A Slowdown at the Museum concludes a series of presentations at Extra City that staged a dialogue between ‘art’ and the ‘institution’, analyzing their reciprocal roles and functions. A generic ‘museum’ was posited as institutional regulation of our relationship to time, a tool to partition the times for the different experiences that constitute identity and political belonging. Recent art has of course done much to disturb this model, to stage turbulent events between orderly, chronological exhibits. A Slowdown at the Museum is not an inventory of those, but a composite image, a sum of traces and persistent sensations, of interruptions and moments of suspension. To return from ‘art’ to ‘life’, and maybe – misquoting Robert Filiou – to conclude that it is art which makes life more politically relevant than art, we could recall a recent, strangely germane event. Challenging the proposal to triple university tuition fees, a few hundred British students organized a sit-in at the National Gallery in London, in December 2010. What is left of the National Gallery, and what is captured in the press photographs of the incident, is a room-filling ‘abstract painting’, a pattern formed by the colored corners and reflections of the works on display, the larger parts of which are obscured by the bodies of the protestors: an ample, collaged, obscure banner for
transformations to come.
(Text by curator Mihnea Mircan / 2011)
The three exhibitions will be brought together in a publication, compiled and edited by Mihnea Mircan and Chris Sharp which will be launched before the end of October.

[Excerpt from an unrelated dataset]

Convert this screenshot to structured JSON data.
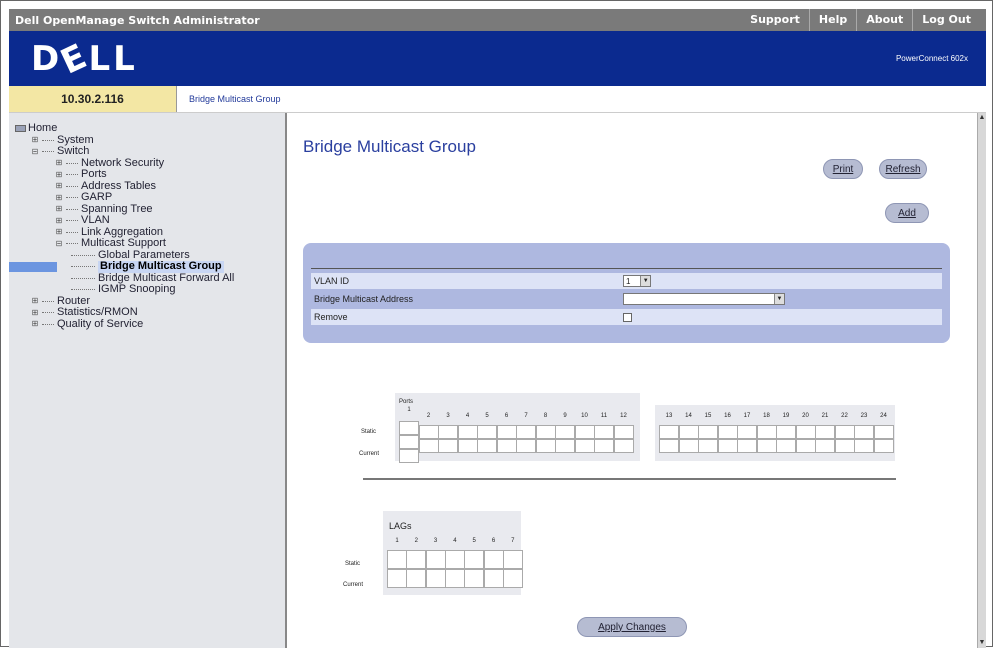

We thank the Slovenian Embassy, Project ArtsCenter Dublin, the Fonds BKVB and Filmfonds Nederland for their generous support.